When the White House and top military officials gave erroneous information about the whereabouts and intentions of a U.S. aircraft carrier earlier this month — and then failed for days to correct reports — some critics claimed that the U.S. had jeopardized the safety of some of its closest allies. But how could such a monumental mistake happen?
Defense officials who spoke with Navy Times revealed that "over the course of 10 days, a series of gaffes and missteps throughout the entire national security structure to its highest levels would raise the specter of a nuclear showdown, send the U.S. and Chinese governments into crisis mode, and expose alarming communication deficiencies within the American military at large."
With North Korean aggression mounting in early April, the original plan had been to shorten the USS Carl Vinson's planned exercises with Australia and cancel its port visit to Perth, which would get it up to North Korea by the end of the month. But because an Australian port visit is "the holy grail" for sailors, many families had already planned trips to the country to visit their relatives. "The easiest thing to do, PACOM officials decided, would be send out a press release announcing the canceled port visit — making it easier for families to get their money back from airlines and letting all parties know why the Vinson wouldn't be visiting the Land Down Under," Navy Times notes.
Instead, "the media just went nuts," a defense official with knowledge of the situation said. Adding to the confusion, Reuters reported the Vinson was leaving Singapore for North Korea, although it was in fact headed south, to the truncated Australian training exercises. "Everyone from [U.S. National Security Adviser H.R.] McMaster and [Secretary of Defense James] Mattis to the president himself inaccurately stated what Vinson's intentions were," Navy Times writes.

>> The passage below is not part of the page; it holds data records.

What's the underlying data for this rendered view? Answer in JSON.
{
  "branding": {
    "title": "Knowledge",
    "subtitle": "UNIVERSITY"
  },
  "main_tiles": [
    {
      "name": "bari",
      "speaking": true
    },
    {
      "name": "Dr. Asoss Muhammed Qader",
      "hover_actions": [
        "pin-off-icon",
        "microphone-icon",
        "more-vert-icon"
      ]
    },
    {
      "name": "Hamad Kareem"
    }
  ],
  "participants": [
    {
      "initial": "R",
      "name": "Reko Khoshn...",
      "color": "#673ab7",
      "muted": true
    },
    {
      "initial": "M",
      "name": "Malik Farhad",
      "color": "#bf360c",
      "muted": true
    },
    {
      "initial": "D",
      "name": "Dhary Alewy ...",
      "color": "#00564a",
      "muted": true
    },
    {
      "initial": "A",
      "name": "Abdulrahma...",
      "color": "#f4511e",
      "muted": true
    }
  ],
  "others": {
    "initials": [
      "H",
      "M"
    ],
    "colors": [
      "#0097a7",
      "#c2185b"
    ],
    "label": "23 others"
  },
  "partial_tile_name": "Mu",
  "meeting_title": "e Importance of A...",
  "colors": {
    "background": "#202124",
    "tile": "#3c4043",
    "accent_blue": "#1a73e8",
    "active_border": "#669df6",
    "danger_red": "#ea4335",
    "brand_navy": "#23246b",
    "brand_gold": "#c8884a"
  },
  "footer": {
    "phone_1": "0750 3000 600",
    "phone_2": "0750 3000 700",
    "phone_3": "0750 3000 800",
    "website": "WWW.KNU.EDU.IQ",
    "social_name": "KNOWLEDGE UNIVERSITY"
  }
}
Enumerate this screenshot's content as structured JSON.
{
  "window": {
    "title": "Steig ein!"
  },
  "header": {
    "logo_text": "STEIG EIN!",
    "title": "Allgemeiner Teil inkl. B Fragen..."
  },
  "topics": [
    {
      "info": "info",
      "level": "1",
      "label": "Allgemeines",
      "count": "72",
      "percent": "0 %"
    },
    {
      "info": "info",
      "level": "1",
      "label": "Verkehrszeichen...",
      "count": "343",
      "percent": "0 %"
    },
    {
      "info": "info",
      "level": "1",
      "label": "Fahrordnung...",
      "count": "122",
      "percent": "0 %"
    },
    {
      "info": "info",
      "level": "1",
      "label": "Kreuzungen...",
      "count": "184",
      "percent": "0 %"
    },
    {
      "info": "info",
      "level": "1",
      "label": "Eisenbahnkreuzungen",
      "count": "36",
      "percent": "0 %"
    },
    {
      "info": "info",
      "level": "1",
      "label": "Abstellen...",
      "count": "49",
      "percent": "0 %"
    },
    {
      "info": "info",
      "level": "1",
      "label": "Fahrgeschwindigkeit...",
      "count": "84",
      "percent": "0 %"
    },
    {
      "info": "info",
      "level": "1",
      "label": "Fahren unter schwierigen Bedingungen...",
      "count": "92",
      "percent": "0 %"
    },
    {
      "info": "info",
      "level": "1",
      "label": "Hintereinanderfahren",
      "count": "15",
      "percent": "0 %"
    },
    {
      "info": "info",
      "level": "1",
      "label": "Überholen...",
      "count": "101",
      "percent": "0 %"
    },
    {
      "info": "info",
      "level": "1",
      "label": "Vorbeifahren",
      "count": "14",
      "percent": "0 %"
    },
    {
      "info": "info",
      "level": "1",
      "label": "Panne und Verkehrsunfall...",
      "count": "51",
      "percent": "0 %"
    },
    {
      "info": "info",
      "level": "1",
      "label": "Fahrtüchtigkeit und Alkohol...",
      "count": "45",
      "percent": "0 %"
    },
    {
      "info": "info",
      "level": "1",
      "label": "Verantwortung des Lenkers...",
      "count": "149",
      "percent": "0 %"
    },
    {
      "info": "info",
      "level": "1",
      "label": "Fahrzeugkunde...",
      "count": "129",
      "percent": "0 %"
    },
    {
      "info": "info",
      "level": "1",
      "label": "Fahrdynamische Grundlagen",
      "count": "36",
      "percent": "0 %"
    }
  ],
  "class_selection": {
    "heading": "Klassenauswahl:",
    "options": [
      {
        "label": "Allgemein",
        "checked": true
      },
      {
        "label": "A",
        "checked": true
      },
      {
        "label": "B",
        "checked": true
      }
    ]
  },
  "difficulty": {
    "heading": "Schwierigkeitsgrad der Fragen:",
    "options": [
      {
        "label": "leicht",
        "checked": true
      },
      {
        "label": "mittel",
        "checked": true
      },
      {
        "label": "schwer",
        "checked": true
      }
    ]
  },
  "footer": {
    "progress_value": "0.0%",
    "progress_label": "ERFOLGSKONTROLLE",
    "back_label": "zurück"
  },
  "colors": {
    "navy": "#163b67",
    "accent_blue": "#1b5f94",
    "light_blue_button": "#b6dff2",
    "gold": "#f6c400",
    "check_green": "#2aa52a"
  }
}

"It's really shocking that they let this go for nearly two weeks without trying to correct the record," added retired Navy officer Bryan Clark.